However, during warmer days in the Dublin summer, the upper floors of the building heated up quickly, so much so that it was uncomfortable for patients, staff, and visitors. The hospital had many numerous enquiries to various different companies on how to solve the issue, eventually choosing Crossflow Air Conditioning and Prihoda to design, install, and maintain a working solution.
How did we overcome it?
There were a number of important considerations to factor in for this solution. The most important of which was the need by the hospital to have the freedom to be flexible with the layouts of the rooms on the top floor. We couldn’t design something just for the rooms as they were now, the design had to be flexible to cope with any changes in layout on the affected floors, so that cool air was constantly and consistently circulated to patients, staff, and visitors. This meant providing additional protection from draughts too.
As our partner Padraig Hanvey at Crossflow described it, the challenge was that there were certain areas prone to “high heat gains” leading to quite wide ranges of temperatures between different parts of each floor and the rooms contained within them.
Fabric ducting in healthcare settings and the importance of air movement
The solution we chose was fabric ducting – a solution we’d successfully worked on with Prihoda at other installations.

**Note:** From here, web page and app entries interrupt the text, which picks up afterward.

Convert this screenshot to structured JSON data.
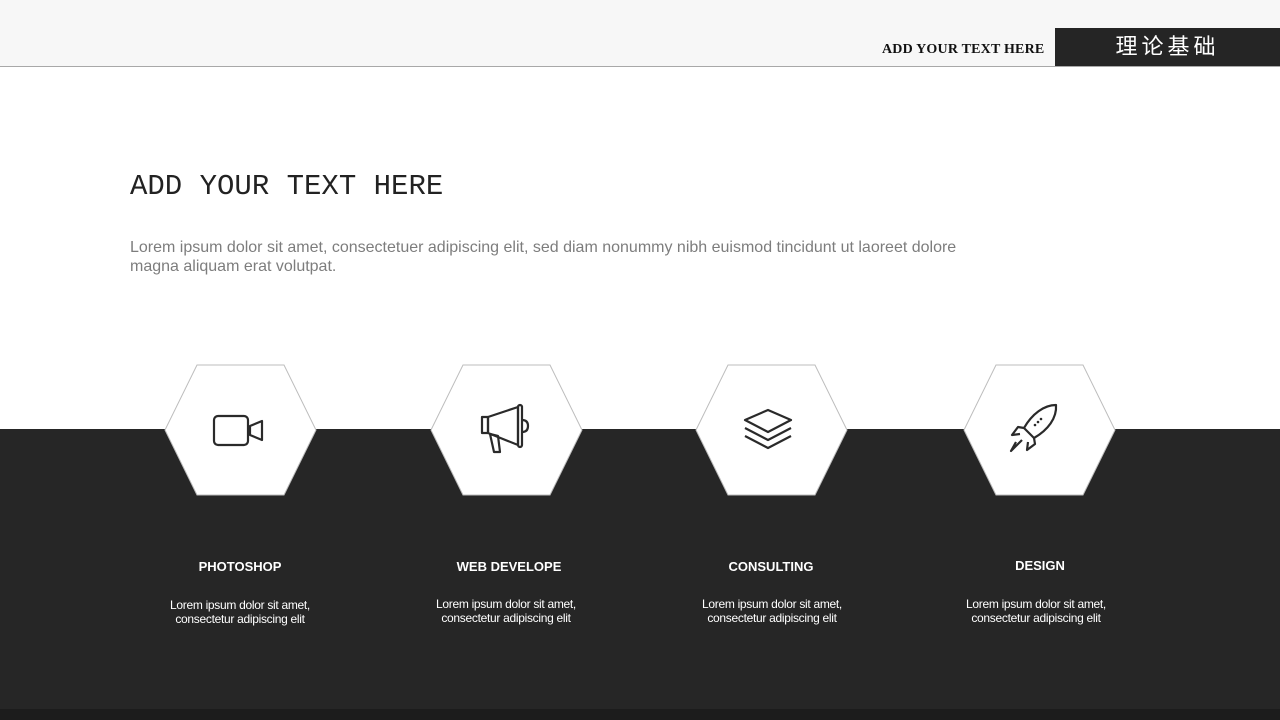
{
  "header": {
    "subtitle": "ADD YOUR TEXT HERE",
    "tab_label": "理论基础"
  },
  "main": {
    "heading": "ADD YOUR TEXT HERE",
    "description": "Lorem ipsum dolor sit amet, consectetuer adipiscing elit, sed diam nonummy nibh euismod tincidunt ut laoreet dolore magna aliquam erat volutpat."
  },
  "cards": [
    {
      "icon": "video-camera-icon",
      "title": "PHOTOSHOP",
      "text_line1": "Lorem ipsum dolor sit amet,",
      "text_line2": "consectetur adipiscing elit"
    },
    {
      "icon": "megaphone-icon",
      "title": "WEB DEVELOPE",
      "text_line1": "Lorem ipsum dolor sit amet,",
      "text_line2": "consectetur adipiscing elit"
    },
    {
      "icon": "layers-icon",
      "title": "CONSULTING",
      "text_line1": "Lorem ipsum dolor sit amet,",
      "text_line2": "consectetur adipiscing elit"
    },
    {
      "icon": "rocket-icon",
      "title": "DESIGN",
      "text_line1": "Lorem ipsum dolor sit amet,",
      "text_line2": "consectetur adipiscing elit"
    }
  ],
  "colors": {
    "dark": "#262626",
    "light": "#f7f7f7",
    "text_gray": "#7d7d7d"
  }
}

Fabric ducting offers many different advantages including quick installation time, energy efficiency, and the ability to operate well in reduced height areas meaning a much more uniform distribution of air in the targeted areas. It’s also very quiet making it ideal for hospitals.
Fabric ducting is made from a permeable material – with tiny 0.2m microperforations precisely cut all over the visible duct. These little holes allow for much more controlled delivery of air and prevents the occurrence of condensation. Delivery of the air in this fashion also prevents rapid build-up of dust on the inside of the duct meaning greater energy efficiency during operation.
Prioritising cleanliness and ease of cleaning
The duct itself can be easily removed and thoroughly cleaned in a standard domestic washing machine. The ducting material benefits from impregnated silver properties making it anti-bacterial and very hygienic, essential for a situation like the Temple Street Children’s Hospital.
Flame retardant properties
The Prihoda fabrics used in the ducting solution for the Temple Street Children’s Hospital have been certified in Europe and around the world for fire spread, smoke production, and moulten flaming droplet production. Test after test has confirmed that the fabric produces a very low amount of smoke and no flaming droplets whatsoever. The material is incredibly difficult to ignite and, once any flames have been extinguished, it self-extinguishes.
In addition, the material is ISO4 standard meaning that the ducting material itself does not shed any fibres for maximum compliance with accepted cleanroom standards.
Our ducting fabric on this project is made from 100% recycled used plastic water bottles (post-consumer recycled). No virgin material is used and there is a determined effort to reduce usage of water and energy and restrict to the greatest possible degree the production of greenhouse gases.
We calculated that the Temple Street Children’s Hospital’s ducting fabric saved 337 plastic water bottles from landfill.
To speak to our team about the range of fabric ducting materials we offer together with our additional services for end users and for specifiers, please call us on 0121 320 2496 or email firstname.lastname@example.org if you’re in the UK. Our ROI customers should call 01 961 0031 or email email@example.com.
Any questions? Please contact us
T: 0121 320 2496 | E: firstname.lastname@example.org